WORK REQUEST:
Search the data for the string "smiling", and report each line where it is found.

Collected data entries:
------

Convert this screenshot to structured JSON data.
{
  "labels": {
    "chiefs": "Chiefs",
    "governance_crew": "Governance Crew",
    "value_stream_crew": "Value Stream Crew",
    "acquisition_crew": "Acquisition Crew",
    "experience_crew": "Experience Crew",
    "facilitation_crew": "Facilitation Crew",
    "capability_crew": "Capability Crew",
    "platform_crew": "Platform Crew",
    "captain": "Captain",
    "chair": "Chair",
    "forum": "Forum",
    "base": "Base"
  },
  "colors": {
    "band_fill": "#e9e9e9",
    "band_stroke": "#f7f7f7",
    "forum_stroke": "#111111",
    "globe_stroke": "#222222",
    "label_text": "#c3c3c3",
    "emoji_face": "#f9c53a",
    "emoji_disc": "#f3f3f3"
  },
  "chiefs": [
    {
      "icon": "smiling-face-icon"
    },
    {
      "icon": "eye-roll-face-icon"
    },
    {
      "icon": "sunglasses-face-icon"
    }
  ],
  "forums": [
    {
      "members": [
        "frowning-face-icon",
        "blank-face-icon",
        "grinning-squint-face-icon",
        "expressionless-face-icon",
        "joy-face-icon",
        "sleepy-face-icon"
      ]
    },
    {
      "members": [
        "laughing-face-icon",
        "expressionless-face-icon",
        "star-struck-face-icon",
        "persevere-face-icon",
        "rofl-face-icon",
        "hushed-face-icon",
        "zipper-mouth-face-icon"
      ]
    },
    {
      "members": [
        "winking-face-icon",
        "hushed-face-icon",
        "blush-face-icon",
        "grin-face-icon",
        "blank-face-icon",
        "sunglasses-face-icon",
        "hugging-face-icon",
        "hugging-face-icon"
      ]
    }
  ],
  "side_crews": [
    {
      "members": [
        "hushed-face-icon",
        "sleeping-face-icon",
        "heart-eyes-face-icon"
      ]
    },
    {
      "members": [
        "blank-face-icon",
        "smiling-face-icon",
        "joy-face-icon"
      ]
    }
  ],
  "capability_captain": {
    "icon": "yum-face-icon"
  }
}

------

ANSWER SECTION:
      "icon": "smiling-face-icon"
        "smiling-face-icon",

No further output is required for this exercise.